> [EXTRACTED DATA]:

---+---

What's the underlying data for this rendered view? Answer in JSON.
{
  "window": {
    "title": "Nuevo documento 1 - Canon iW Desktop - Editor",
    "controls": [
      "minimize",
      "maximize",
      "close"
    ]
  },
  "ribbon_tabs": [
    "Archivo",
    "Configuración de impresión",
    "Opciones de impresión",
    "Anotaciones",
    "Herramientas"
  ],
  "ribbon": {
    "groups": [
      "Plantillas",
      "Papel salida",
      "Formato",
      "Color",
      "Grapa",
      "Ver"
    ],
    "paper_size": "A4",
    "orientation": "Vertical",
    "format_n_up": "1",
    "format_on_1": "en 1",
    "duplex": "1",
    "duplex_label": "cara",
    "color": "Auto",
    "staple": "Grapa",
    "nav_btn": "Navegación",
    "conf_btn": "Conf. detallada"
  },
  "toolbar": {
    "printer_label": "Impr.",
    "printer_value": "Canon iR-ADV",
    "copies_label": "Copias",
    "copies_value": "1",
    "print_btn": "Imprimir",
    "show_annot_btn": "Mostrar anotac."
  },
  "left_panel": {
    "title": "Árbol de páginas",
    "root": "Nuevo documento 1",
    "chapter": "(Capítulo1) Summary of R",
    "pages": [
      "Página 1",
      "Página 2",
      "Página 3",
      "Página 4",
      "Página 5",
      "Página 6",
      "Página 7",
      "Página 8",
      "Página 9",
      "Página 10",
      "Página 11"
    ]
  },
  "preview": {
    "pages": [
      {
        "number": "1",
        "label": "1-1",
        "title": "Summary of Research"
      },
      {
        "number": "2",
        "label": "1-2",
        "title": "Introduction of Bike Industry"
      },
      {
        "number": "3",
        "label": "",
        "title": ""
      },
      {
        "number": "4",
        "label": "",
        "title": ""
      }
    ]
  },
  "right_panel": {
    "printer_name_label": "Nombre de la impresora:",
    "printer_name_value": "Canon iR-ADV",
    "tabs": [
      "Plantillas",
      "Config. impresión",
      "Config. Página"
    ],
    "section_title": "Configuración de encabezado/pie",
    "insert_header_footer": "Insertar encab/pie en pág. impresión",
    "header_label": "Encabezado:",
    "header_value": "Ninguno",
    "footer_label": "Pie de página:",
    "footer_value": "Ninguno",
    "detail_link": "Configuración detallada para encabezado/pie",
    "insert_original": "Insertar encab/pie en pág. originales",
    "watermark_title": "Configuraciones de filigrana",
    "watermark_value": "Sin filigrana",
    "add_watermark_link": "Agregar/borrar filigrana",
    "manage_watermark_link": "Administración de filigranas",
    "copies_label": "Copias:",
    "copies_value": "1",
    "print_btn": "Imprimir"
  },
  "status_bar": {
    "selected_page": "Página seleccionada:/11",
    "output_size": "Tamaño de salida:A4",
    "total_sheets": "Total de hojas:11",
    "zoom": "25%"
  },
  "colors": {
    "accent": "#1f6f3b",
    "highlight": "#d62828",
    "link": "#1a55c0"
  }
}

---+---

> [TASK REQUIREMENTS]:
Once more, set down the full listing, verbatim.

> [RESPONSE BELOW]:
What's the underlying data for this rendered view? Answer in JSON.
{
  "window": {
    "title": "Nuevo documento 1 - Canon iW Desktop - Editor",
    "controls": [
      "minimize",
      "maximize",
      "close"
    ]
  },
  "ribbon_tabs": [
    "Archivo",
    "Configuración de impresión",
    "Opciones de impresión",
    "Anotaciones",
    "Herramientas"
  ],
  "ribbon": {
    "groups": [
      "Plantillas",
      "Papel salida",
      "Formato",
      "Color",
      "Grapa",
      "Ver"
    ],
    "paper_size": "A4",
    "orientation": "Vertical",
    "format_n_up": "1",
    "format_on_1": "en 1",
    "duplex": "1",
    "duplex_label": "cara",
    "color": "Auto",
    "staple": "Grapa",
    "nav_btn": "Navegación",
    "conf_btn": "Conf. detallada"
  },
  "toolbar": {
    "printer_label": "Impr.",
    "printer_value": "Canon iR-ADV",
    "copies_label": "Copias",
    "copies_value": "1",
    "print_btn": "Imprimir",
    "show_annot_btn": "Mostrar anotac."
  },
  "left_panel": {
    "title": "Árbol de páginas",
    "root": "Nuevo documento 1",
    "chapter": "(Capítulo1) Summary of R",
    "pages": [
      "Página 1",
      "Página 2",
      "Página 3",
      "Página 4",
      "Página 5",
      "Página 6",
      "Página 7",
      "Página 8",
      "Página 9",
      "Página 10",
      "Página 11"
    ]
  },
  "preview": {
    "pages": [
      {
        "number": "1",
        "label": "1-1",
        "title": "Summary of Research"
      },
      {
        "number": "2",
        "label": "1-2",
        "title": "Introduction of Bike Industry"
      },
      {
        "number": "3",
        "label": "",
        "title": ""
      },
      {
        "number": "4",
        "label": "",
        "title": ""
      }
    ]
  },
  "right_panel": {
    "printer_name_label": "Nombre de la impresora:",
    "printer_name_value": "Canon iR-ADV",
    "tabs": [
      "Plantillas",
      "Config. impresión",
      "Config. Página"
    ],
    "section_title": "Configuración de encabezado/pie",
    "insert_header_footer": "Insertar encab/pie en pág. impresión",
    "header_label": "Encabezado:",
    "header_value": "Ninguno",
    "footer_label": "Pie de página:",
    "footer_value": "Ninguno",
    "detail_link": "Configuración detallada para encabezado/pie",
    "insert_original": "Insertar encab/pie en pág. originales",
    "watermark_title": "Configuraciones de filigrana",
    "watermark_value": "Sin filigrana",
    "add_watermark_link": "Agregar/borrar filigrana",
    "manage_watermark_link": "Administración de filigranas",
    "copies_label": "Copias:",
    "copies_value": "1",
    "print_btn": "Imprimir"
  },
  "status_bar": {
    "selected_page": "Página seleccionada:/11",
    "output_size": "Tamaño de salida:A4",
    "total_sheets": "Total de hojas:11",
    "zoom": "25%"
  },
  "colors": {
    "accent": "#1f6f3b",
    "highlight": "#d62828",
    "link": "#1a55c0"
  }
}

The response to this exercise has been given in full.